-- Opening Marker --

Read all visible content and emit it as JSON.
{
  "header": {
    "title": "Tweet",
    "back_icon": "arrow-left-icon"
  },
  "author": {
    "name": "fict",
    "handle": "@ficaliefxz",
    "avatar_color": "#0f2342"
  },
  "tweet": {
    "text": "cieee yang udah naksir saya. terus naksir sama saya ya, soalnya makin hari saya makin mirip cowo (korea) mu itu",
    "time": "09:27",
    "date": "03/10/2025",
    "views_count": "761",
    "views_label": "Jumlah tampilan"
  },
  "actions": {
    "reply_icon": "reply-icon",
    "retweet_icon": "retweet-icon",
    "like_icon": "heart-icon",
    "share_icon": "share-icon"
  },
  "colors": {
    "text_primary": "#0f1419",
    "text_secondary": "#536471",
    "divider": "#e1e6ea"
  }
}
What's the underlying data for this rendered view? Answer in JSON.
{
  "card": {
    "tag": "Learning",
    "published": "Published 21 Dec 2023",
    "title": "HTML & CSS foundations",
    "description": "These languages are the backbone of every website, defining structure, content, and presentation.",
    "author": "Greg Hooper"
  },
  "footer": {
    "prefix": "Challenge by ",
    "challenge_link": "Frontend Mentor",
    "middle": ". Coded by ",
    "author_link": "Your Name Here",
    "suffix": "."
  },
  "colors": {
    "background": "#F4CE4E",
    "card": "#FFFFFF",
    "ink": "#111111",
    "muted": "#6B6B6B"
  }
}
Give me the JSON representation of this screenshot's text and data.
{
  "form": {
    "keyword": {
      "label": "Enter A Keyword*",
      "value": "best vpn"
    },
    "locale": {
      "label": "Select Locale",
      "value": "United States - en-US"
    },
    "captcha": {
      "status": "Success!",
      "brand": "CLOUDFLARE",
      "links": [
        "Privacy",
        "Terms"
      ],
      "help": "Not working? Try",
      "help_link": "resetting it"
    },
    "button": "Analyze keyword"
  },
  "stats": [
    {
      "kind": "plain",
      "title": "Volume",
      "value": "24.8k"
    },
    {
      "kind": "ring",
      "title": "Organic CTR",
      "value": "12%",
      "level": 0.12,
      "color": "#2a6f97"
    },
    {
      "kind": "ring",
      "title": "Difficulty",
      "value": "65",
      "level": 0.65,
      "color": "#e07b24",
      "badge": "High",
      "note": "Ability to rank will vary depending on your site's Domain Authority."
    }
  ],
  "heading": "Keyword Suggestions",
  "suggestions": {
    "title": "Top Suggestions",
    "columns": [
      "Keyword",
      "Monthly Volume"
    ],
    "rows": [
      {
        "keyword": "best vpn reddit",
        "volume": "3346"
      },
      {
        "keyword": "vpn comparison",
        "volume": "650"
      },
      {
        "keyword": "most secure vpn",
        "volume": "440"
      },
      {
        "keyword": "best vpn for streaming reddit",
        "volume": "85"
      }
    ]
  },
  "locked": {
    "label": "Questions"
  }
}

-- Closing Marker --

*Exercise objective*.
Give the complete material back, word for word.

*Result of this exercise*.
Read all visible content and emit it as JSON.
{
  "header": {
    "title": "Tweet",
    "back_icon": "arrow-left-icon"
  },
  "author": {
    "name": "fict",
    "handle": "@ficaliefxz",
    "avatar_color": "#0f2342"
  },
  "tweet": {
    "text": "cieee yang udah naksir saya. terus naksir sama saya ya, soalnya makin hari saya makin mirip cowo (korea) mu itu",
    "time": "09:27",
    "date": "03/10/2025",
    "views_count": "761",
    "views_label": "Jumlah tampilan"
  },
  "actions": {
    "reply_icon": "reply-icon",
    "retweet_icon": "retweet-icon",
    "like_icon": "heart-icon",
    "share_icon": "share-icon"
  },
  "colors": {
    "text_primary": "#0f1419",
    "text_secondary": "#536471",
    "divider": "#e1e6ea"
  }
}
What's the underlying data for this rendered view? Answer in JSON.
{
  "card": {
    "tag": "Learning",
    "published": "Published 21 Dec 2023",
    "title": "HTML & CSS foundations",
    "description": "These languages are the backbone of every website, defining structure, content, and presentation.",
    "author": "Greg Hooper"
  },
  "footer": {
    "prefix": "Challenge by ",
    "challenge_link": "Frontend Mentor",
    "middle": ". Coded by ",
    "author_link": "Your Name Here",
    "suffix": "."
  },
  "colors": {
    "background": "#F4CE4E",
    "card": "#FFFFFF",
    "ink": "#111111",
    "muted": "#6B6B6B"
  }
}
Give me the JSON representation of this screenshot's text and data.
{
  "form": {
    "keyword": {
      "label": "Enter A Keyword*",
      "value": "best vpn"
    },
    "locale": {
      "label": "Select Locale",
      "value": "United States - en-US"
    },
    "captcha": {
      "status": "Success!",
      "brand": "CLOUDFLARE",
      "links": [
        "Privacy",
        "Terms"
      ],
      "help": "Not working? Try",
      "help_link": "resetting it"
    },
    "button": "Analyze keyword"
  },
  "stats": [
    {
      "kind": "plain",
      "title": "Volume",
      "value": "24.8k"
    },
    {
      "kind": "ring",
      "title": "Organic CTR",
      "value": "12%",
      "level": 0.12,
      "color": "#2a6f97"
    },
    {
      "kind": "ring",
      "title": "Difficulty",
      "value": "65",
      "level": 0.65,
      "color": "#e07b24",
      "badge": "High",
      "note": "Ability to rank will vary depending on your site's Domain Authority."
    }
  ],
  "heading": "Keyword Suggestions",
  "suggestions": {
    "title": "Top Suggestions",
    "columns": [
      "Keyword",
      "Monthly Volume"
    ],
    "rows": [
      {
        "keyword": "best vpn reddit",
        "volume": "3346"
      },
      {
        "keyword": "vpn comparison",
        "volume": "650"
      },
      {
        "keyword": "most secure vpn",
        "volume": "440"
      },
      {
        "keyword": "best vpn for streaming reddit",
        "volume": "85"
      }
    ]
  },
  "locked": {
    "label": "Questions"
  }
}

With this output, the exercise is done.